I’ve known my friend Heinrich for nearly 10 years now. We went to high school together and while it didn’t happen immediately, we’ve formed a strong bond.

We’ve been there for each other through difficult and joyful times – like birthdays, breakups, graduations and everything in between.

So when he failed a year of university and decided to take a gap year and start working, I was proud of him for taking some time off to realise what he really wanted. Even if it this meant he’d have to start his studies from scratch.

This put us on uneven footing as he was a broke student and I had a full time job.

Eventually he decided to become a paramedic and he applied for a 4-year degree course. His application was successful and I could immediately see that this was exactly where he needed to be.

He enjoyed every single aspect of his course thoroughly and was always enthusiastic when he spoke about his classes. And when he started working shifts as part of his internship, I could see how happy the job made him.

While he was in the middle of his studies I graduated from mine and started working my first permanent job here at W24. This put us on uneven footing as he was a broke student and I had a full time job. It also meant that I’d often pay for things like movie tickets or drinks whenever we went out. But I was happy to do it.

About a month before his official graduation he got his first job. I was so proud of him and listened avidly while he told me all about its prospects. But then, to my surprise, I began to feel a little insecure.

You see, Heinrich now earns double what I do and has an amazing benefits package - and it’s his very first job!

I’ve been a permanent employee for four years and sometimes find it tricky to make ends meet. Currently I am struggling to find a place to rent in Cape Town within my price range and it's frustrating.

I hate to admit it, but I think I might just be a little envious. This is ridiculous because Heinrich studied hard to be where he is now and his job is dangerous and traumatic. He deserves to be paid that salary and to have all those great benefits.

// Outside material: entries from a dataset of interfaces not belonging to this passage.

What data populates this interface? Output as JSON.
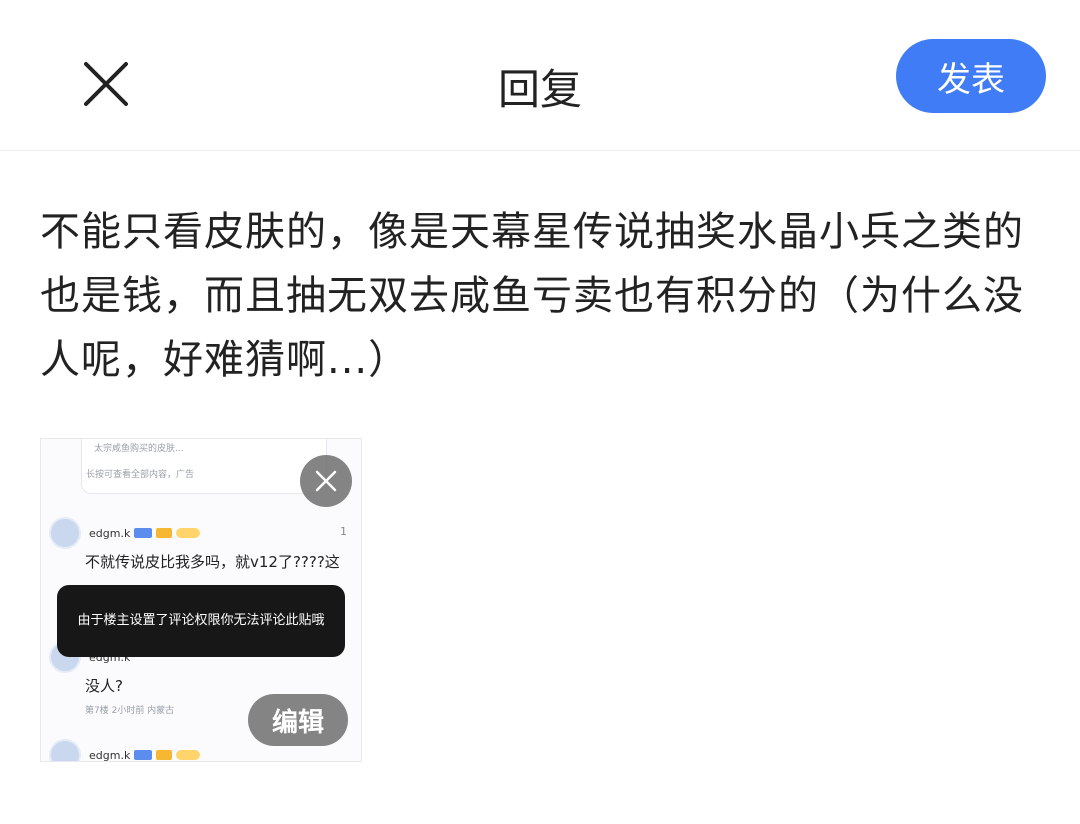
{
  "header": {
    "title": "回复",
    "publish_label": "发表",
    "close_icon": "close-icon",
    "accent_color": "#3f7cf5"
  },
  "post": {
    "text": "不能只看皮肤的，像是天幕星传说抽奖水晶小兵之类的也是钱，而且抽无双去咸鱼亏卖也有积分的（为什么没人呢，好难猜啊...）"
  },
  "attachment": {
    "remove_icon": "close-icon",
    "edit_label": "编辑",
    "screenshot": {
      "top_line_1": "太宗咸鱼购买的皮肤...",
      "top_line_2": "长按可查看全部内容，广告",
      "comments": [
        {
          "user": "edgm.k",
          "text": "不就传说皮比我多吗，就v12了????这",
          "like": "1"
        },
        {
          "user": "edgm.k",
          "text": "没人?",
          "meta": "第7楼 2小时前 内蒙古"
        },
        {
          "user": "edgm.k",
          "text": ""
        }
      ],
      "toast": "由于楼主设置了评论权限你无法评论此贴哦"
    }
  }
}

And while I believe all these things there’s still a little (be it irrational) voice in the back of my head going “What about me? Why can’t I have nice things?”

And that is my problem.

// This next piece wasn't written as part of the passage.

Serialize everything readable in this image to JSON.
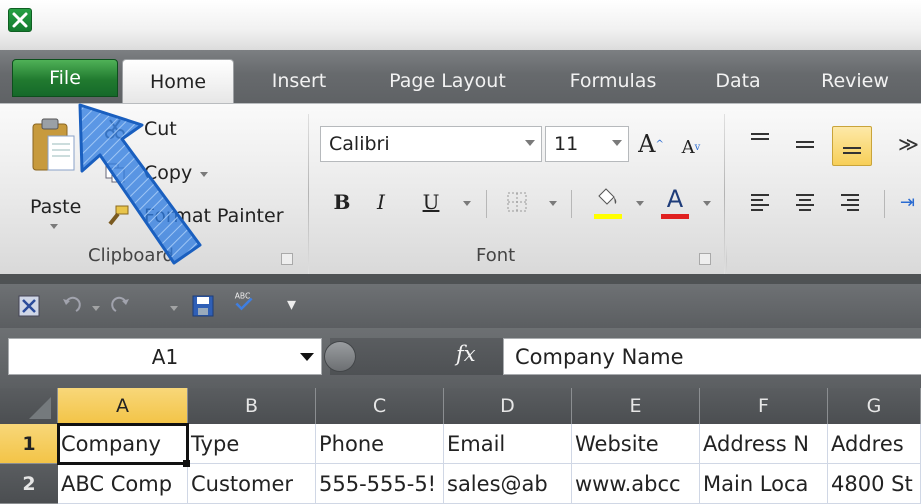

I knew all along that journalists don’t earn loads. But the money was never why I decided to make words my source of income. Yet sometimes it stings a little to know that even though I’m working hard and feel like I’m contributing to society, I’m still never going to be able to make it rain.

And yes, I know there are people who are a lot less fortunate than I am. I know there are people being retrenched and I’m more than aware of those who are unemployed and struggling to find a job.

This makes me feel even worse about being jealous of my friend.

In case you’re wondering, Heinrich and I have talked about all of this. He knows that I think he’s absolutely deserving of everything coming his way and I couldn’t be more proud, but he also understands that my feelings of jealousy have nothing to do with him and everything to do with me.

Have you ever been jealous of a friend’s success? How did you deal? Tell us about it.